Let feeding / resting swans lie...


Wednesday 9 December 2020

Black Knoll - Snow Bunting

I always try to get to every scarce bird in Shropshire, some are easy... some are difficult! The prospect of climbing to the summit of Black Knoll in near freezing conditions for a Snow Bunting didn't exactly fill me with enthusiasm (I must have taken a few thousand images over the years!) but this is Shropshire and not an everyday bird! To give credit where due the bird was found by insect guru Nigel Jones earlier in the week, a refreshing change from Diptera!

I'd just parked up at 'Base Camp' at the Southern end of the Long Mynd and whilst getting my gear ready noticed a familiar car approaching... it was Rob Stokes! Been a while but we teamed up and kept each other going!

We were nearly at the summit and at roughly the same spot John Martin connected the previous day, and split up to check the nearby paths. 30 seconds later "I've got it Jim" came the call. Yep, he certainly had and it wasn't long before a half used card was full (here's the highlights)

As ever, a confiding bird provided you just sat still and waited...

Even taking a bow...

Card no 2 was more of the same but trying for cleaner backgrounds or something 'different'?

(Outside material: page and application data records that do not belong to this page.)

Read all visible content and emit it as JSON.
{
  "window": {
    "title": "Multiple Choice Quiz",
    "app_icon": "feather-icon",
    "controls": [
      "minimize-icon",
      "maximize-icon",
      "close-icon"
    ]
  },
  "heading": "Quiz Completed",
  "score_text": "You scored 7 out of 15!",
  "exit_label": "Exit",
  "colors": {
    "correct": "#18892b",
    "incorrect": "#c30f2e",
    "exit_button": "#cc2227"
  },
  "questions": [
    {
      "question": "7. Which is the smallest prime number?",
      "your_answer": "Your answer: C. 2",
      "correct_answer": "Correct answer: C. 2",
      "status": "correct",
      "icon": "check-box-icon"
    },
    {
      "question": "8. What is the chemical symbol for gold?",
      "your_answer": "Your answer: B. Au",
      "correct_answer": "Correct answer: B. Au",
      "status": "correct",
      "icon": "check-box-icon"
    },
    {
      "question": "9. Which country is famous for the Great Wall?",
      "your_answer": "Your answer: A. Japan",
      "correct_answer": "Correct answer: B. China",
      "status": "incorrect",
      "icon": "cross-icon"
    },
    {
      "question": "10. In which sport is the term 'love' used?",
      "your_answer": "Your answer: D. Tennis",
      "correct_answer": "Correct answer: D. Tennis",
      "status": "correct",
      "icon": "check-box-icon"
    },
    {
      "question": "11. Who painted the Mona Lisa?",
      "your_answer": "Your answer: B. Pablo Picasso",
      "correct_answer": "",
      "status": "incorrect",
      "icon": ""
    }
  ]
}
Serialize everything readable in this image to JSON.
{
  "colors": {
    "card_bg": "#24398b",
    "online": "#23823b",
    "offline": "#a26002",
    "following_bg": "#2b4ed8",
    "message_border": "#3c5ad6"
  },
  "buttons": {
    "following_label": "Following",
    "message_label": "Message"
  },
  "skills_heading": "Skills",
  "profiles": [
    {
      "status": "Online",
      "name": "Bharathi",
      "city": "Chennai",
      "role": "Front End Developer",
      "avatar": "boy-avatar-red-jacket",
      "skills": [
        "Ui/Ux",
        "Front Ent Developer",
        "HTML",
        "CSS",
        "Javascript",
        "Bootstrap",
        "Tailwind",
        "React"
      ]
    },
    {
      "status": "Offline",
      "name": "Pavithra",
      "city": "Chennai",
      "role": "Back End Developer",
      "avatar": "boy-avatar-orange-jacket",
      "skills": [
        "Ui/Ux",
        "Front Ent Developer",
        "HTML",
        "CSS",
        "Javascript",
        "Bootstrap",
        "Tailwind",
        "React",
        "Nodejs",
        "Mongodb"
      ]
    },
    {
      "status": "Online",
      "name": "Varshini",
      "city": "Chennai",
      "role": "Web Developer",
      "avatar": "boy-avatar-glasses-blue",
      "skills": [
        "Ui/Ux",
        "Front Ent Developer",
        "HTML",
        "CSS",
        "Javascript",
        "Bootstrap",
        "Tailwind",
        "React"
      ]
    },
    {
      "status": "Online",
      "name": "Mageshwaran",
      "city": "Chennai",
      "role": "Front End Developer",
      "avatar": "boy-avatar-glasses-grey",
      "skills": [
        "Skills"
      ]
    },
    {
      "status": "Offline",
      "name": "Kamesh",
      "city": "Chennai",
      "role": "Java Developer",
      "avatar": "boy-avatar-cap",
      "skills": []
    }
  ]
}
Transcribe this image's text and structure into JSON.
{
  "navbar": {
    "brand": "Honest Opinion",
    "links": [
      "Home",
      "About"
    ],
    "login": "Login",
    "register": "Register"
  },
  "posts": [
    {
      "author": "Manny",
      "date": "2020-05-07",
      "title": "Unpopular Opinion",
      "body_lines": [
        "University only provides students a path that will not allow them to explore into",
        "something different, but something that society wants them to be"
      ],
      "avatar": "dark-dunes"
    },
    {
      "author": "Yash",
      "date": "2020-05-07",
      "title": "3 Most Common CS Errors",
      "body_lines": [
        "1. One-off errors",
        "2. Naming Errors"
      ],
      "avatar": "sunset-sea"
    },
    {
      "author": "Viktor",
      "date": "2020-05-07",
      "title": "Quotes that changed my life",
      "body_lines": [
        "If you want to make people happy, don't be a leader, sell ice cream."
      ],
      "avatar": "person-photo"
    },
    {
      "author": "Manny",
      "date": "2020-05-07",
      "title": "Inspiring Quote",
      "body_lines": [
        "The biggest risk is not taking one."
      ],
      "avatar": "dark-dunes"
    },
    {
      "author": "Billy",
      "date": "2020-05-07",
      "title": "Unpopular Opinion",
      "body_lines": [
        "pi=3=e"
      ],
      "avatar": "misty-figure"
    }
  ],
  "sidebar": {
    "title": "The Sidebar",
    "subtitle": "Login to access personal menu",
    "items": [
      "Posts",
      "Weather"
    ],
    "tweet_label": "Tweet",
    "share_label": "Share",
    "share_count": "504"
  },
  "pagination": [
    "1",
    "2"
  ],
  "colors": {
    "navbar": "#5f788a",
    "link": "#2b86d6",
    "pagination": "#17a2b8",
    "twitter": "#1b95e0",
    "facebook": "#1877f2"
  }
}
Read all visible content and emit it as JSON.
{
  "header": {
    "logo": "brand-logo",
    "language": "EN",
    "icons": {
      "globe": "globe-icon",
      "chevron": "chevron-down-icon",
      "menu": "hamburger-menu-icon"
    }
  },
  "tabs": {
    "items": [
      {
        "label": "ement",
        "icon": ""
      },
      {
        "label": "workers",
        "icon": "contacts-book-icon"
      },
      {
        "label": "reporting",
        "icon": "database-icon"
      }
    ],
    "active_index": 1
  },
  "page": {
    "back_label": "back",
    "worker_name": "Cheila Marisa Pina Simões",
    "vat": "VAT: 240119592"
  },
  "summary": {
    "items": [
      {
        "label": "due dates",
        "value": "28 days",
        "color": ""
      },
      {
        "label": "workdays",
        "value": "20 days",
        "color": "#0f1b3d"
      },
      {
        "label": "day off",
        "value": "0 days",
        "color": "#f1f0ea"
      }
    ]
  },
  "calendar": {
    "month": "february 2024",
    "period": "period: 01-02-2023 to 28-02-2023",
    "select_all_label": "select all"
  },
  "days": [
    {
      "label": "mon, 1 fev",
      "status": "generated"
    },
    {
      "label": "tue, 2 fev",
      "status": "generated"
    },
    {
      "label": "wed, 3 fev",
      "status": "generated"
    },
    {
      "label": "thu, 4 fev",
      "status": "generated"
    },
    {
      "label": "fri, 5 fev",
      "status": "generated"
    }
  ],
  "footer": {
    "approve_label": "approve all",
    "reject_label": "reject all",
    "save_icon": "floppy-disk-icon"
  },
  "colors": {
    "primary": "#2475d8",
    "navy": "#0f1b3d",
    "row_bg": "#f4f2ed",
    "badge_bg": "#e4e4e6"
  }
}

Tiny seeds but puffed up and looking as if he ate all the pies!

With the light getting worse and hands frozen, a worthwhile finish with a classic pose!

Shropshire Snow Bunting No. 3 for me. The cold was soon forgotten as we made our way back to the cars!